  • Starting with students entering Penn in the Fall of 2017, we will no longer convert advanced placement waivers (AP, IB, and A-Level) for ECON 1 or ECON 2 into course credits upon completion of the ECON minor, the EPOL minor, the ECON major, or the MATH-ECON major. However, the waiver can be used to satisfy prerequisites for higher-level economics courses.

A student with an advanced placement waiver (AP, IB, and A-Level) in either ECON 1 or ECON 2 has three options: 
 
(i) Take ECON 1 or ECON 2 at Penn and count it toward the major.

(ii) If you have taken a 0xx-level ECON course prior to declaring the ECON/MAEC major, it may be used to replace ECON 1 or ECON 2 and counted toward the major. 

(iii) If you have not taken a 0xx-level ECON course prior to declaring the ECON/MAEC major, then you will need to replace ECON 1 or ECON 2 by a 2xx-level (or higher) ECON course, which will be counted toward the major.

Students who have waivers for both ECON 1 and ECON 2 need to take two additional ECON courses and can at most replace one of the two introductory courses by a 0xx-level ECON course, provided they have taken this course before declaring the major.

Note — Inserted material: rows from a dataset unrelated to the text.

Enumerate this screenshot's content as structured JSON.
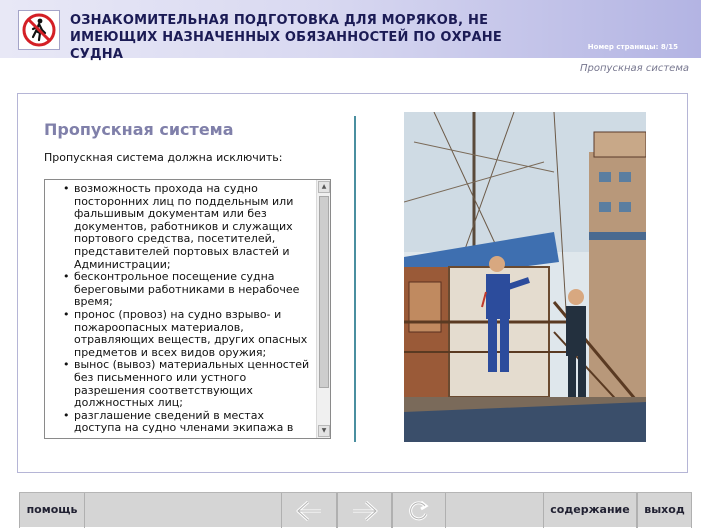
{
  "header": {
    "logo_icon": "no-pedestrian-sign-icon",
    "title": "ОЗНАКОМИТЕЛЬНАЯ ПОДГОТОВКА ДЛЯ МОРЯКОВ, НЕ ИМЕЮЩИХ НАЗНАЧЕННЫХ ОБЯЗАННОСТЕЙ ПО ОХРАНЕ СУДНА",
    "page_number": "Номер страницы: 8/15"
  },
  "section_caption": "Пропускная система",
  "content": {
    "title": "Пропускная система",
    "intro": "Пропускная система должна исключить:",
    "items": [
      "возможность прохода на судно посторонних лиц по поддельным или фальшивым документам или без документов, работников и служащих портового средства, посетителей, представителей портовых властей и Администрации;",
      "бесконтрольное посещение судна береговыми работниками в нерабочее время;",
      "пронос (провоз) на судно взрыво- и пожароопасных материалов, отравляющих веществ, других опасных предметов и всех видов оружия;",
      "вынос (вывоз) материальных ценностей без письменного или устного разрешения соответствующих должностных лиц;",
      "разглашение сведений в местах доступа на судно членами экипажа в отношении"
    ],
    "illustration_icon": "ship-gangway-illustration"
  },
  "nav": {
    "help": "помощь",
    "back_icon": "arrow-left-icon",
    "forward_icon": "arrow-right-icon",
    "reload_icon": "reload-icon",
    "contents": "содержание",
    "exit": "выход"
  },
  "colors": {
    "title_text": "#1b1b55",
    "content_title": "#8080aa",
    "divider": "#4a8fa0",
    "nav_bar": "#d5d5d5"
  }
}
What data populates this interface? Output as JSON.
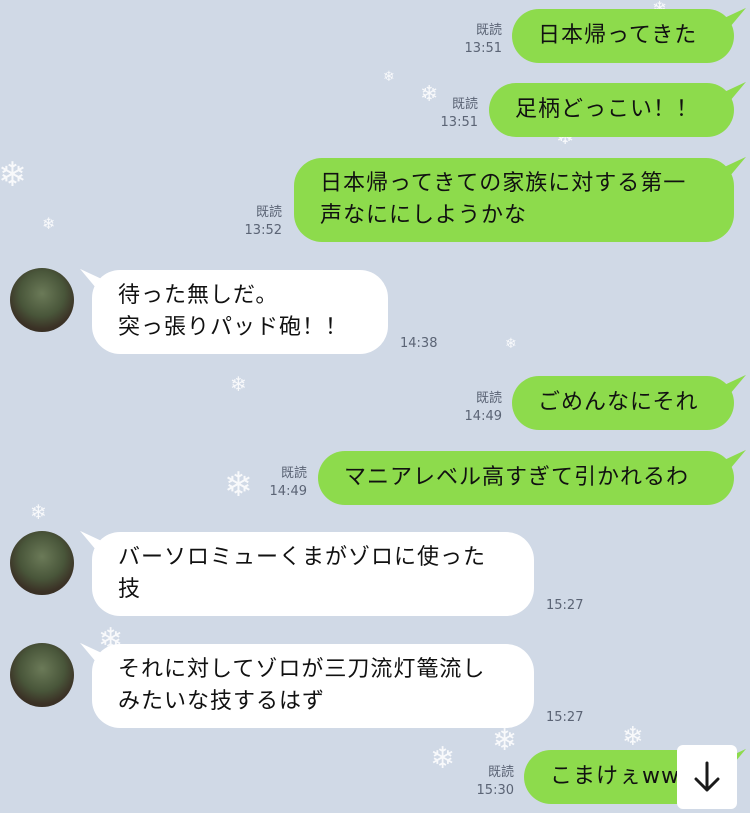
{
  "messages": [
    {
      "side": "out",
      "lines": [
        "日本帰ってきた"
      ],
      "read": "既読",
      "time": "13:51"
    },
    {
      "side": "out",
      "lines": [
        "足柄どっこい！！"
      ],
      "read": "既読",
      "time": "13:51"
    },
    {
      "side": "out",
      "lines": [
        "日本帰ってきての家族に対する第一",
        "声なににしようかな"
      ],
      "read": "既読",
      "time": "13:52"
    },
    {
      "side": "in",
      "lines": [
        "待った無しだ。",
        "突っ張りパッド砲！！"
      ],
      "time": "14:38"
    },
    {
      "side": "out",
      "lines": [
        "ごめんなにそれ"
      ],
      "read": "既読",
      "time": "14:49"
    },
    {
      "side": "out",
      "lines": [
        "マニアレベル高すぎて引かれるわ"
      ],
      "read": "既読",
      "time": "14:49"
    },
    {
      "side": "in",
      "lines": [
        "バーソロミューくまがゾロに使った",
        "技"
      ],
      "time": "15:27"
    },
    {
      "side": "in",
      "lines": [
        "それに対してゾロが三刀流灯篭流し",
        "みたいな技するはず"
      ],
      "time": "15:27"
    },
    {
      "side": "out",
      "lines": [
        "こまけぇwww"
      ],
      "read": "既読",
      "time": "15:30"
    }
  ],
  "icons": {
    "scroll_down": "arrow-down-icon",
    "snow": "snowflake-icon",
    "avatar": "avatar"
  },
  "colors": {
    "background": "#d0d9e6",
    "outgoing": "#8ddb4c",
    "incoming": "#ffffff"
  }
}
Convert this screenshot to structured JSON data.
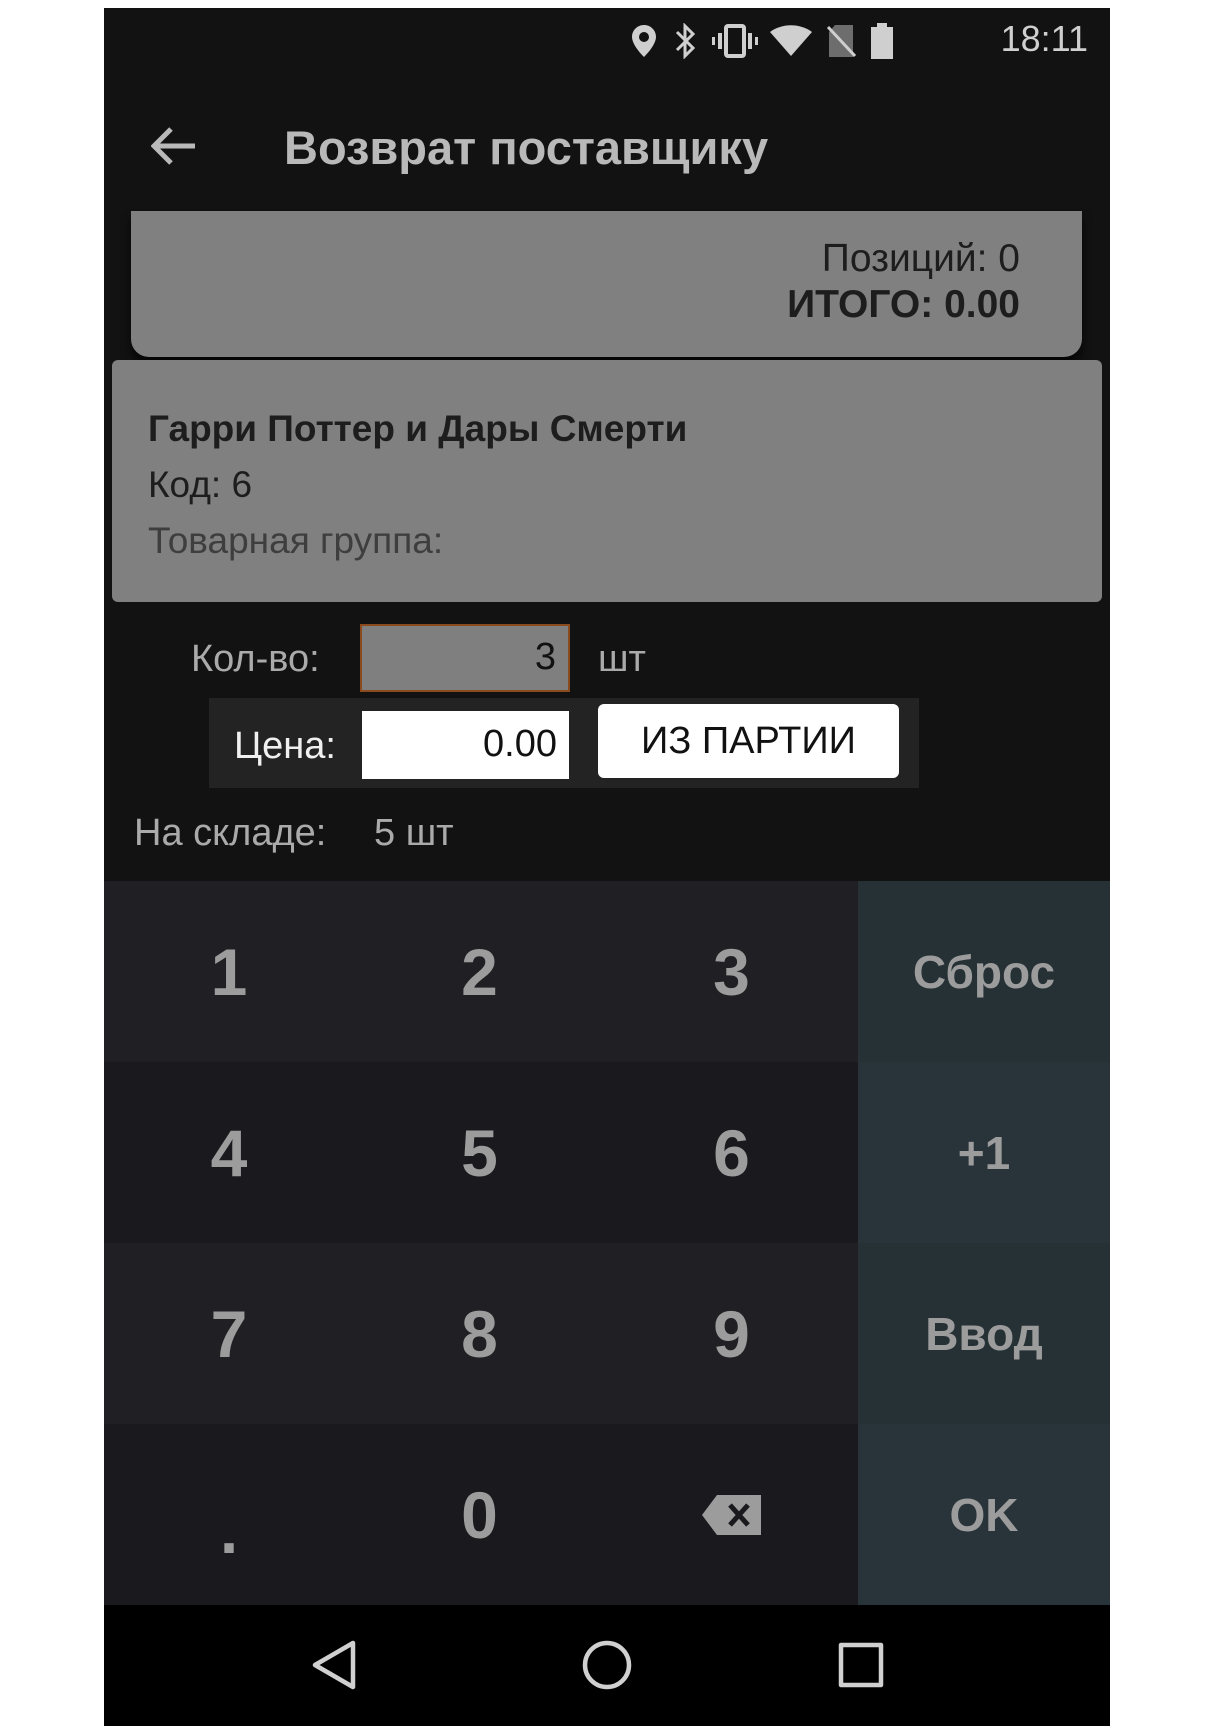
{
  "status_bar": {
    "time": "18:11",
    "icons": [
      "location-icon",
      "bluetooth-icon",
      "vibrate-icon",
      "wifi-icon",
      "no-sim-icon",
      "battery-icon"
    ]
  },
  "app_bar": {
    "title": "Возврат поставщику",
    "back_icon": "arrow-back-icon"
  },
  "totals": {
    "positions": "Позиций: 0",
    "total": "ИТОГО: 0.00"
  },
  "product": {
    "name": "Гарри Поттер и Дары Смерти",
    "code": "Код: 6",
    "group": "Товарная группа:"
  },
  "quantity": {
    "label": "Кол-во:",
    "value": "3",
    "unit": "шт"
  },
  "price": {
    "label": "Цена:",
    "value": "0.00",
    "batch_button": "ИЗ ПАРТИИ"
  },
  "stock": {
    "label": "На складе:",
    "value": "5 шт"
  },
  "keypad": {
    "digits": [
      "1",
      "2",
      "3",
      "4",
      "5",
      "6",
      "7",
      "8",
      "9",
      ".",
      "0"
    ],
    "backspace_icon": "backspace-icon",
    "reset": "Сброс",
    "plus_one": "+1",
    "enter": "Ввод",
    "ok": "OK",
    "colors": {
      "bg_a": "#202024",
      "bg_b": "#1a1a1e",
      "fn_bg": "#263136",
      "text": "#9c9c9c"
    }
  },
  "nav_bar": {
    "icons": [
      "back-triangle-icon",
      "home-circle-icon",
      "recents-square-icon"
    ]
  }
}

The department encourages students with a strong economics and quantitative background to pursue option (iii).